SEATTLE -- According to a new study by the Washington Coalition Against Domestic Violence, abusive relationships tend to start early on in age.
Turns out nearly one-third of homicide victims met their abuser in their teenage years. And now the push is on to get the anti-violence message out to a much younger audience.
"He would beat me like a man until I did exactly what he wanted me to do," said Roberta Petersen, a domestic violence survivor.
Petersen is a survivor of not just of one abusive relationship, but several, starting when she was only 15.
"I remember thinking I was very lucky to get out. I probably would be dead if I stayed with him," she said.
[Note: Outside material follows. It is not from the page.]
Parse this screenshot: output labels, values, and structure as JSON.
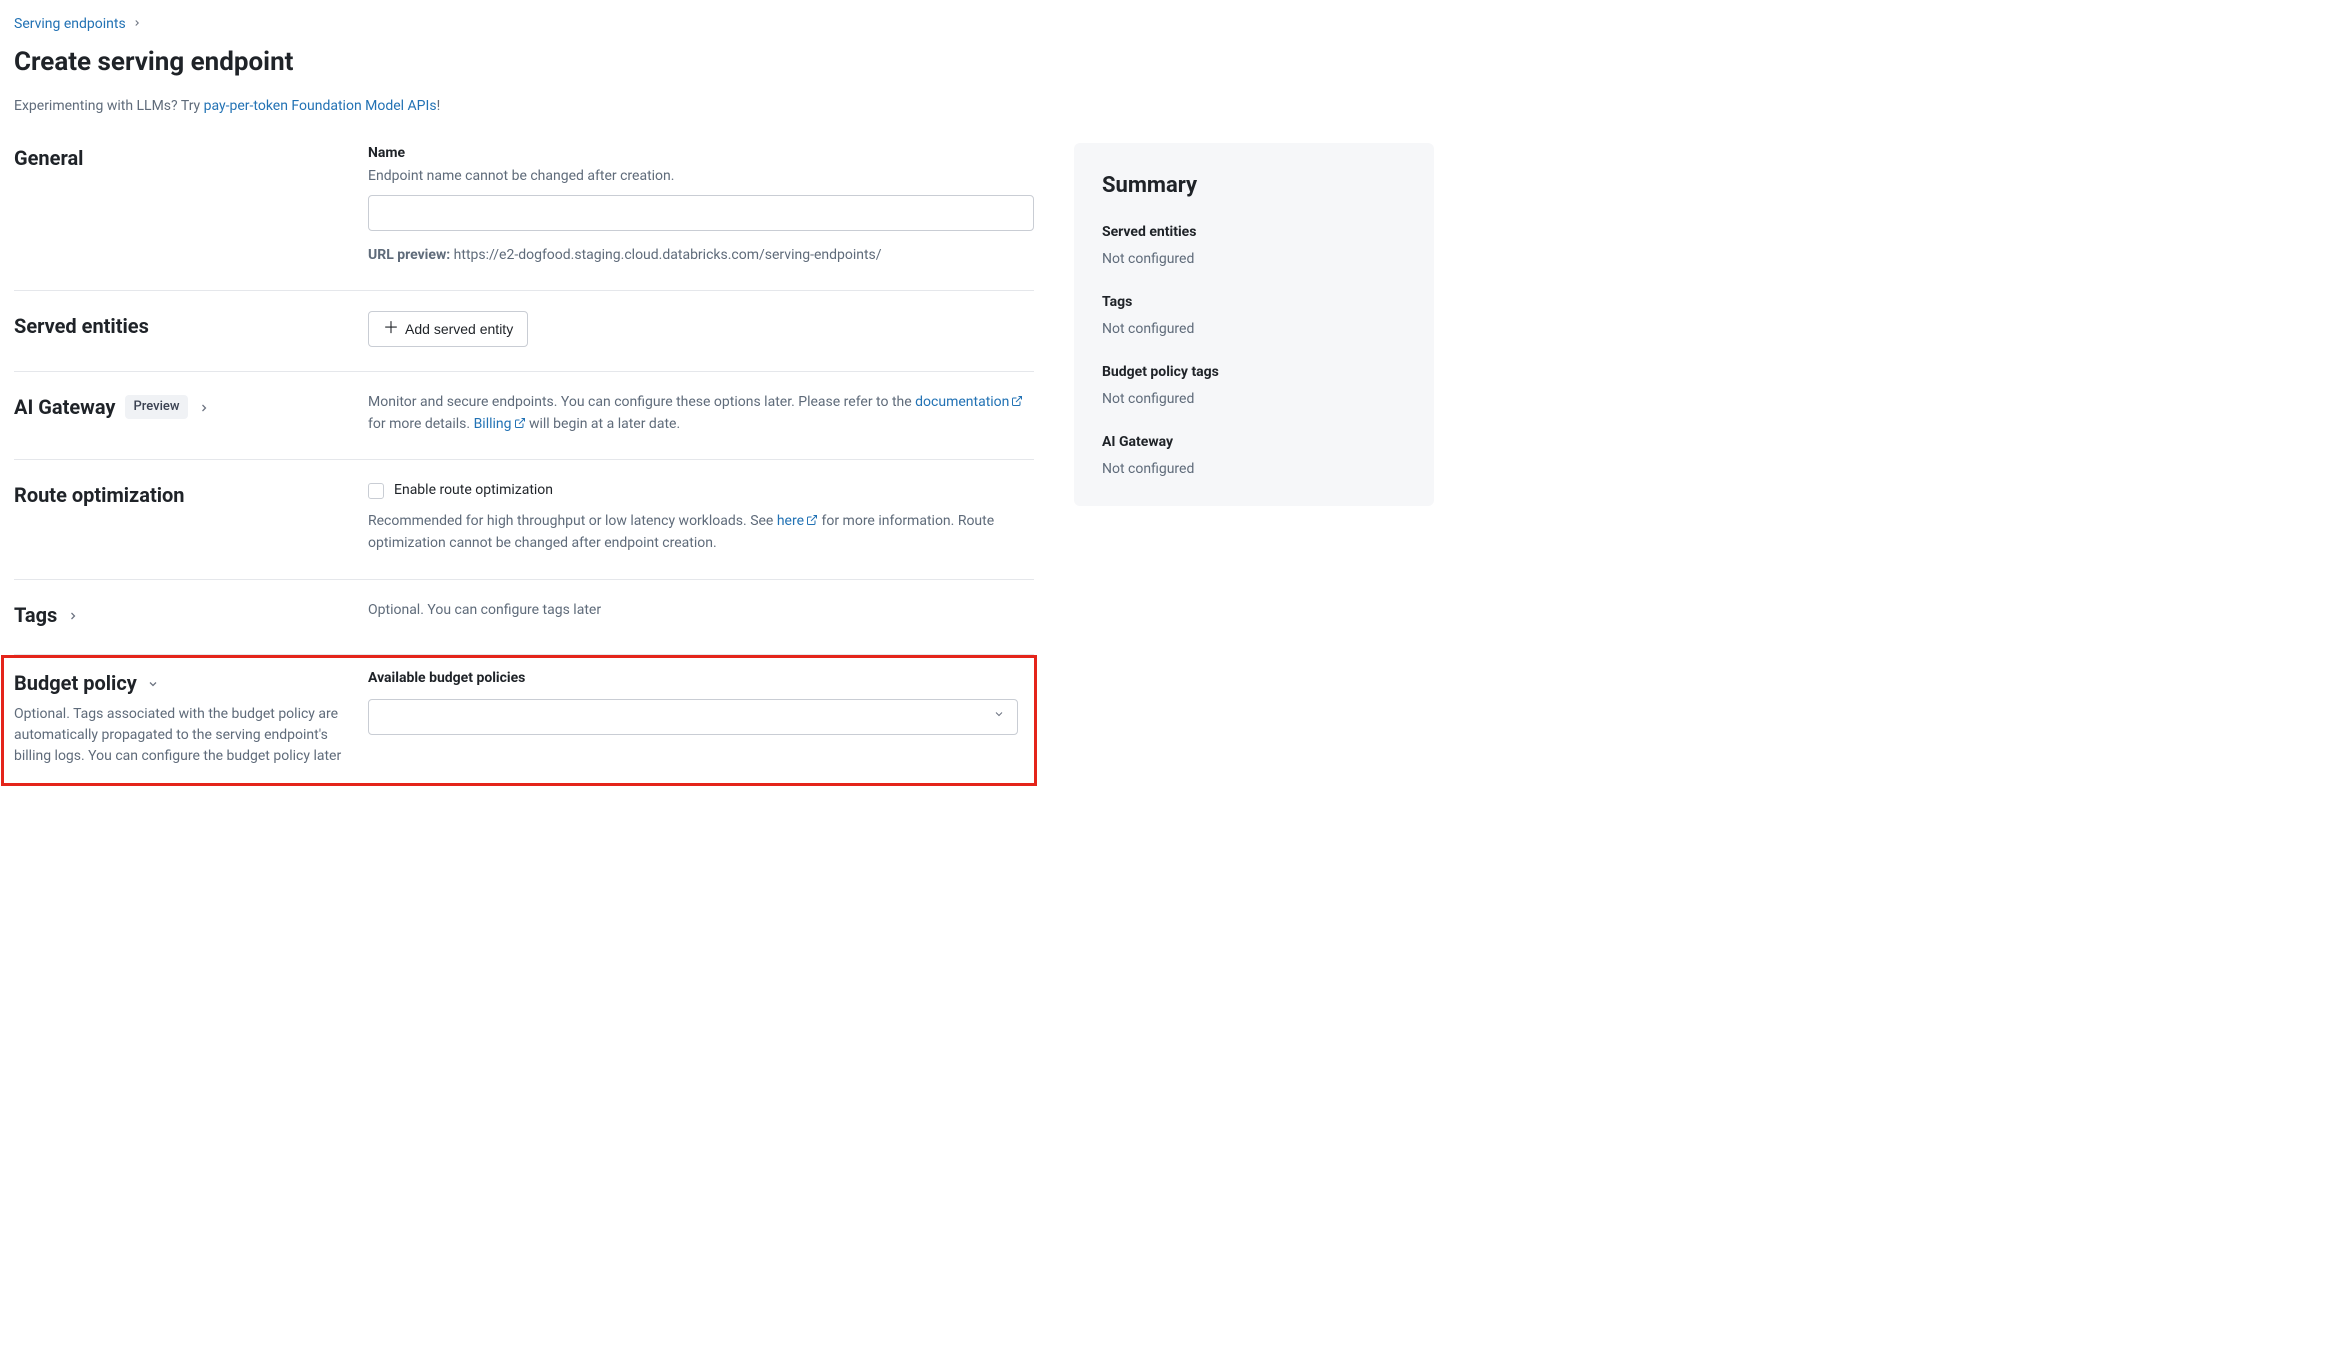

Roberta's story supports a common thread in domestic violence homicides.
"We found that young people don't get enough of that information and they don't get it early enough," said Jake Fawcett, who authored the study. "Our goal is to just learn as much as we can about these people's lives before the murder. Did the person who needed help call police, did they talk to friends, family, neighbors? Did someone at school know what was going on? And looking at those experiences really was a window for us into what's going on for people experiencing domestic violence across the board."
Fawcett and other victims' advocates are pushing for more programs, starting in middle school, where some teens have already seen it all.
"One of my friends, she got beat really bad one day just because she wanted to look pretty. And he got really mad because he thought he owned her," said high school sophomore Alexiauna Beleford.
Roberta Petersen said more school outreach is only a start.
"Letting them know you're always there for them no matter what you're going through, I'm always here for you," Petersen advised parents.
The see the results of the study in their entirety, go to www.wscadv.org. Or call Washington's domestic violence hotline, 1-800-562-6025.